Oh Lord, how long shall I cry for help and you will not hear? Or cry to you “Violence!” and you will not save? Why do you make me see iniquity, and why do you idly look at wrong? Destruction and violence are before me; strife and contention arise. Habakkuk 1:2-3
Just in the first few verses, we can quickly see that many of us share Habakkuk’s sentiments. How long? Oh Lord, how long? Haven’t we been asking the very same question these days? These months? We have something in common with a 7th century BC prophet. As we resonate with Habakkuk’s lamentations, let us not miss the fact that He brought his cries to the right place. He didn’t rant on the social media platform of his era but he also didn’t ignore the gravity of the sins he saw among his own people (i.e. God’s chosen people). In fear and frustration he called upon the Lord and laid his burden on One who is Greater. And so must we.
Indeed the entire book is a dialogue between God and Habakkuk. It is the only book in the bible of such nature i.e. one that is purely a conversation between God and man from the first verse of the first chapter to the last verse of the last chapter. In a sense it is a depiction of intimacy; a living personal connection that allows one to ask hard questions of the One who knows better.

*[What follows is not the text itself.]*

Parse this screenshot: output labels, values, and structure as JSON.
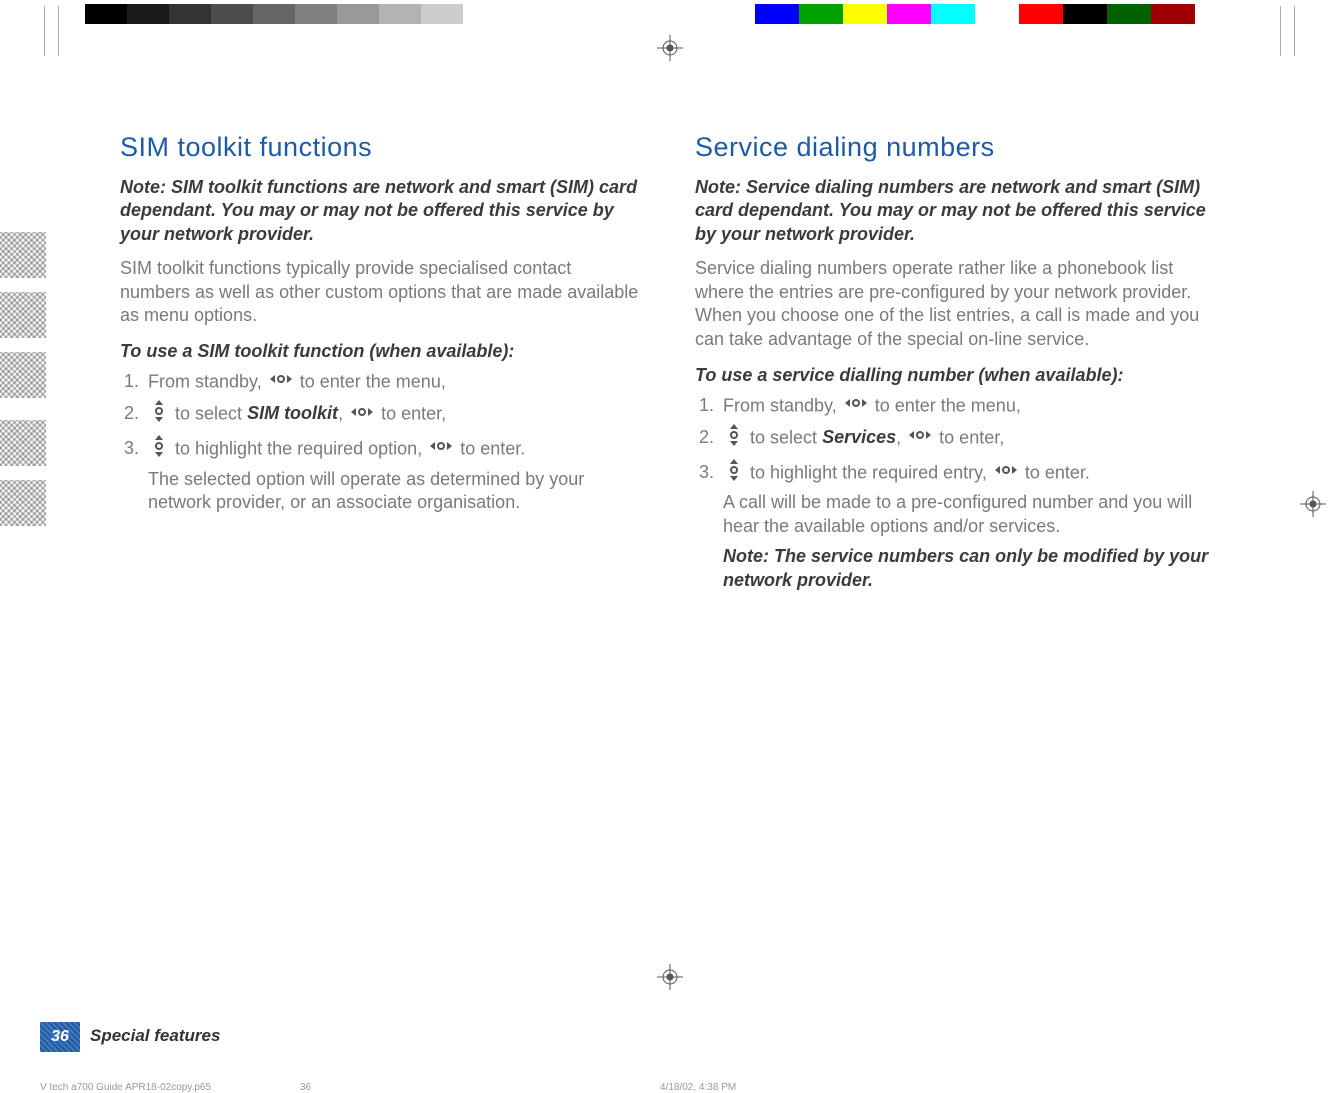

It shows a relationship with enough trust that enables a servant to wait and listen until he hears from His Master. What a beautiful lesson on perseverance in prayer. He said, I will take my stand at my watchpost and station myself on the tower, and look out to see what he will say to me…. Habakkuk 2:1 And so should we.
Why do we need a watchpost? Why must I station myself on the tower? Could it be that God wants to change our perspective? People, things, and life in general would surely look different from that vantage point. After all, He did say “Look among the nations and see; wonder and be astounded. For I am doing a work in your days that you would not believe if told.” Habakkuk 1:5 He wants to expand our vision; to open the eyes of our hearts that we may see Him and be transformed. God used the watchpost to change Habakkuk’s heart. He began with complaints but concluded with worship.
In the watchpost of prayer and humility, God gives us the grace to look beyond our pain and weariness, in order to gaze at His greatness and majesty. From the tower of faith, we can see that He is in fact working out His perfect plan unceasingly. He is neither deaf to our pleas, nor is he uncaring of our suffering. It is difficult for us to see Him for who He is – the Sovereign God of all nations, when we are focused solely on ourselves and all things that concern us. Our hearts must remain in the watchpost of submission, even when we don’t see the answers coming; even when we don’t understand what God is doing. For the righteous shall live by his faith (Hab 2:4). Let us worship Him, the God of all nations, as we faithfully wait at our watchpost.
“So wait before the Lord; Wait in the stillness. And in that stillness, assurance will come to you. You will know that you are heard; you will know that your Lord ponders the voice of your humble desires; you will hear quiet words spoken to you yourself, perhaps to your grateful surprise and refreshment.” -Amy Carmichael